[TASK STATEMENT]: All of the records below are to be copied exactly.

[DATA SUPPLIED]:
"""

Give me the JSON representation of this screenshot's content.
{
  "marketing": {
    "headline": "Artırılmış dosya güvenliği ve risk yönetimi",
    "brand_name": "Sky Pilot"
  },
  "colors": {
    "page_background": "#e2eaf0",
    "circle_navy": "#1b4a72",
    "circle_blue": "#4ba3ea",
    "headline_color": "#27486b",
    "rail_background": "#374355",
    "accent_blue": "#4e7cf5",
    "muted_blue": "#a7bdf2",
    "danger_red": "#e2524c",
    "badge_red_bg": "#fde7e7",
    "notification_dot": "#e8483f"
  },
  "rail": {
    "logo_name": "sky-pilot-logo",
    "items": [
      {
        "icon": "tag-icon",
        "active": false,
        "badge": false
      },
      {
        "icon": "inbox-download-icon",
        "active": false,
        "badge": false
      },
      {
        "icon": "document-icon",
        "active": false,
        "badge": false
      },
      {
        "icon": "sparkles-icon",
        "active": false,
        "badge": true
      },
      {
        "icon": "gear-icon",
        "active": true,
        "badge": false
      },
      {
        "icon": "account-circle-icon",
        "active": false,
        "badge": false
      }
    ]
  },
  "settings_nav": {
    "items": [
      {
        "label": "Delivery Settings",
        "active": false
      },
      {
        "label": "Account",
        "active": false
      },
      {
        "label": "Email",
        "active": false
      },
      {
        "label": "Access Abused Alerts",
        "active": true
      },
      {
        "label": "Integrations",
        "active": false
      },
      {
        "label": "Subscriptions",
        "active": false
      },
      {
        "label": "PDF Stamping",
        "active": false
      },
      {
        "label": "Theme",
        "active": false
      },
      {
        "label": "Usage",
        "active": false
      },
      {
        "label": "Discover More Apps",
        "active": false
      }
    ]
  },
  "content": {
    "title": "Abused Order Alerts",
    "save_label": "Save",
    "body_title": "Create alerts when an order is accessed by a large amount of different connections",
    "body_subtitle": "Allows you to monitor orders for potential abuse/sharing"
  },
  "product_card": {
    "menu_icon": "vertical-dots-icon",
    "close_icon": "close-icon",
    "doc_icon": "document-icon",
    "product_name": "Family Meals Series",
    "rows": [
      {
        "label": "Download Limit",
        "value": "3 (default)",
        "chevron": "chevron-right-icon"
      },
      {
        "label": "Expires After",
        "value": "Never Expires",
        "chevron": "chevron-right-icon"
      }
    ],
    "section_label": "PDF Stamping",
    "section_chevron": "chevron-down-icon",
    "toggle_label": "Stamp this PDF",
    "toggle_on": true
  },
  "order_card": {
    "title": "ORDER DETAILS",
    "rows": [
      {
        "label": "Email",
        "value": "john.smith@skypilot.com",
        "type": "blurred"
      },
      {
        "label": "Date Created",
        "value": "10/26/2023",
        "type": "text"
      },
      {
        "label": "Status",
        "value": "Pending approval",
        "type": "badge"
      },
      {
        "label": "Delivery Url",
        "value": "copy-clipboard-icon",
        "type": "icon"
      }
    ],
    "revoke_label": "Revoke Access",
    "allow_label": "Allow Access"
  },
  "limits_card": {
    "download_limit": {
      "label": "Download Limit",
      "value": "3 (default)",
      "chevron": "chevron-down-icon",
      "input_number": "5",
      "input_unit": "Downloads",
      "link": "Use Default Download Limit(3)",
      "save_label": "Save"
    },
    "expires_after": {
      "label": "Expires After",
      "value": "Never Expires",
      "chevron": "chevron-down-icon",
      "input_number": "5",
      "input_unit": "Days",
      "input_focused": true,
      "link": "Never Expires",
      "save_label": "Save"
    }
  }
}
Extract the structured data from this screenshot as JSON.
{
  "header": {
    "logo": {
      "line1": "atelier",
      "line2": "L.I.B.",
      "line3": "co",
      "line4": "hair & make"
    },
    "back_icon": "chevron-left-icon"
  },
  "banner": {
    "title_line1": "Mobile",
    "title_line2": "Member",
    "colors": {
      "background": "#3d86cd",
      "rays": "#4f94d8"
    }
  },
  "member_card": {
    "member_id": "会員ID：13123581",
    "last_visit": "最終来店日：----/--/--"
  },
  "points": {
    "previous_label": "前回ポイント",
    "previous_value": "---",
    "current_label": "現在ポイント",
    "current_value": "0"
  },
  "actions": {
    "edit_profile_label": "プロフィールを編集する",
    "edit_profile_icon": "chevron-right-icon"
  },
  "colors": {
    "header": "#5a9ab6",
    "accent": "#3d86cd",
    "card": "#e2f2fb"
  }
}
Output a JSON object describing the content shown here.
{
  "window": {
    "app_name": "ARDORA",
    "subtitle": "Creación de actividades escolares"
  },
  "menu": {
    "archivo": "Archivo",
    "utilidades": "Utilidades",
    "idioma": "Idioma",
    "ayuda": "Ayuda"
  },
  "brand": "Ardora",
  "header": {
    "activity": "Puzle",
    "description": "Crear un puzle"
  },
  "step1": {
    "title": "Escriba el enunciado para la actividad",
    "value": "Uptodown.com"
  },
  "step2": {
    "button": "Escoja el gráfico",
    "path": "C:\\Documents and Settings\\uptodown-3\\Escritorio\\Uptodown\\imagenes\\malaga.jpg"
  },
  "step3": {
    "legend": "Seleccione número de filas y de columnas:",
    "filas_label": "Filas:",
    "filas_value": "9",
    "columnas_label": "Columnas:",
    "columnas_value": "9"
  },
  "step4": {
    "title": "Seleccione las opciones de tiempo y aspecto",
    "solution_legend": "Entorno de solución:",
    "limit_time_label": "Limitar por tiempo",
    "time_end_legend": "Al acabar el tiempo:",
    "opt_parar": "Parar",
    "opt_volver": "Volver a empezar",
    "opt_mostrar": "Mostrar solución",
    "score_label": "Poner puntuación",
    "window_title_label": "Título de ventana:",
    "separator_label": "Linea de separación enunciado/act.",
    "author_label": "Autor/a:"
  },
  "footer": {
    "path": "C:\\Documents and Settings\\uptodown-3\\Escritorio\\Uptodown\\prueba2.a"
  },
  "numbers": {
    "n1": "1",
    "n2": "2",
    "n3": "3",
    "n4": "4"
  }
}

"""

[RESPONSE TO THE EXERCISE]:
Give me the JSON representation of this screenshot's content.
{
  "marketing": {
    "headline": "Artırılmış dosya güvenliği ve risk yönetimi",
    "brand_name": "Sky Pilot"
  },
  "colors": {
    "page_background": "#e2eaf0",
    "circle_navy": "#1b4a72",
    "circle_blue": "#4ba3ea",
    "headline_color": "#27486b",
    "rail_background": "#374355",
    "accent_blue": "#4e7cf5",
    "muted_blue": "#a7bdf2",
    "danger_red": "#e2524c",
    "badge_red_bg": "#fde7e7",
    "notification_dot": "#e8483f"
  },
  "rail": {
    "logo_name": "sky-pilot-logo",
    "items": [
      {
        "icon": "tag-icon",
        "active": false,
        "badge": false
      },
      {
        "icon": "inbox-download-icon",
        "active": false,
        "badge": false
      },
      {
        "icon": "document-icon",
        "active": false,
        "badge": false
      },
      {
        "icon": "sparkles-icon",
        "active": false,
        "badge": true
      },
      {
        "icon": "gear-icon",
        "active": true,
        "badge": false
      },
      {
        "icon": "account-circle-icon",
        "active": false,
        "badge": false
      }
    ]
  },
  "settings_nav": {
    "items": [
      {
        "label": "Delivery Settings",
        "active": false
      },
      {
        "label": "Account",
        "active": false
      },
      {
        "label": "Email",
        "active": false
      },
      {
        "label": "Access Abused Alerts",
        "active": true
      },
      {
        "label": "Integrations",
        "active": false
      },
      {
        "label": "Subscriptions",
        "active": false
      },
      {
        "label": "PDF Stamping",
        "active": false
      },
      {
        "label": "Theme",
        "active": false
      },
      {
        "label": "Usage",
        "active": false
      },
      {
        "label": "Discover More Apps",
        "active": false
      }
    ]
  },
  "content": {
    "title": "Abused Order Alerts",
    "save_label": "Save",
    "body_title": "Create alerts when an order is accessed by a large amount of different connections",
    "body_subtitle": "Allows you to monitor orders for potential abuse/sharing"
  },
  "product_card": {
    "menu_icon": "vertical-dots-icon",
    "close_icon": "close-icon",
    "doc_icon": "document-icon",
    "product_name": "Family Meals Series",
    "rows": [
      {
        "label": "Download Limit",
        "value": "3 (default)",
        "chevron": "chevron-right-icon"
      },
      {
        "label": "Expires After",
        "value": "Never Expires",
        "chevron": "chevron-right-icon"
      }
    ],
    "section_label": "PDF Stamping",
    "section_chevron": "chevron-down-icon",
    "toggle_label": "Stamp this PDF",
    "toggle_on": true
  },
  "order_card": {
    "title": "ORDER DETAILS",
    "rows": [
      {
        "label": "Email",
        "value": "john.smith@skypilot.com",
        "type": "blurred"
      },
      {
        "label": "Date Created",
        "value": "10/26/2023",
        "type": "text"
      },
      {
        "label": "Status",
        "value": "Pending approval",
        "type": "badge"
      },
      {
        "label": "Delivery Url",
        "value": "copy-clipboard-icon",
        "type": "icon"
      }
    ],
    "revoke_label": "Revoke Access",
    "allow_label": "Allow Access"
  },
  "limits_card": {
    "download_limit": {
      "label": "Download Limit",
      "value": "3 (default)",
      "chevron": "chevron-down-icon",
      "input_number": "5",
      "input_unit": "Downloads",
      "link": "Use Default Download Limit(3)",
      "save_label": "Save"
    },
    "expires_after": {
      "label": "Expires After",
      "value": "Never Expires",
      "chevron": "chevron-down-icon",
      "input_number": "5",
      "input_unit": "Days",
      "input_focused": true,
      "link": "Never Expires",
      "save_label": "Save"
    }
  }
}
Extract the structured data from this screenshot as JSON.
{
  "header": {
    "logo": {
      "line1": "atelier",
      "line2": "L.I.B.",
      "line3": "co",
      "line4": "hair & make"
    },
    "back_icon": "chevron-left-icon"
  },
  "banner": {
    "title_line1": "Mobile",
    "title_line2": "Member",
    "colors": {
      "background": "#3d86cd",
      "rays": "#4f94d8"
    }
  },
  "member_card": {
    "member_id": "会員ID：13123581",
    "last_visit": "最終来店日：----/--/--"
  },
  "points": {
    "previous_label": "前回ポイント",
    "previous_value": "---",
    "current_label": "現在ポイント",
    "current_value": "0"
  },
  "actions": {
    "edit_profile_label": "プロフィールを編集する",
    "edit_profile_icon": "chevron-right-icon"
  },
  "colors": {
    "header": "#5a9ab6",
    "accent": "#3d86cd",
    "card": "#e2f2fb"
  }
}
Output a JSON object describing the content shown here.
{
  "window": {
    "app_name": "ARDORA",
    "subtitle": "Creación de actividades escolares"
  },
  "menu": {
    "archivo": "Archivo",
    "utilidades": "Utilidades",
    "idioma": "Idioma",
    "ayuda": "Ayuda"
  },
  "brand": "Ardora",
  "header": {
    "activity": "Puzle",
    "description": "Crear un puzle"
  },
  "step1": {
    "title": "Escriba el enunciado para la actividad",
    "value": "Uptodown.com"
  },
  "step2": {
    "button": "Escoja el gráfico",
    "path": "C:\\Documents and Settings\\uptodown-3\\Escritorio\\Uptodown\\imagenes\\malaga.jpg"
  },
  "step3": {
    "legend": "Seleccione número de filas y de columnas:",
    "filas_label": "Filas:",
    "filas_value": "9",
    "columnas_label": "Columnas:",
    "columnas_value": "9"
  },
  "step4": {
    "title": "Seleccione las opciones de tiempo y aspecto",
    "solution_legend": "Entorno de solución:",
    "limit_time_label": "Limitar por tiempo",
    "time_end_legend": "Al acabar el tiempo:",
    "opt_parar": "Parar",
    "opt_volver": "Volver a empezar",
    "opt_mostrar": "Mostrar solución",
    "score_label": "Poner puntuación",
    "window_title_label": "Título de ventana:",
    "separator_label": "Linea de separación enunciado/act.",
    "author_label": "Autor/a:"
  },
  "footer": {
    "path": "C:\\Documents and Settings\\uptodown-3\\Escritorio\\Uptodown\\prueba2.a"
  },
  "numbers": {
    "n1": "1",
    "n2": "2",
    "n3": "3",
    "n4": "4"
  }
}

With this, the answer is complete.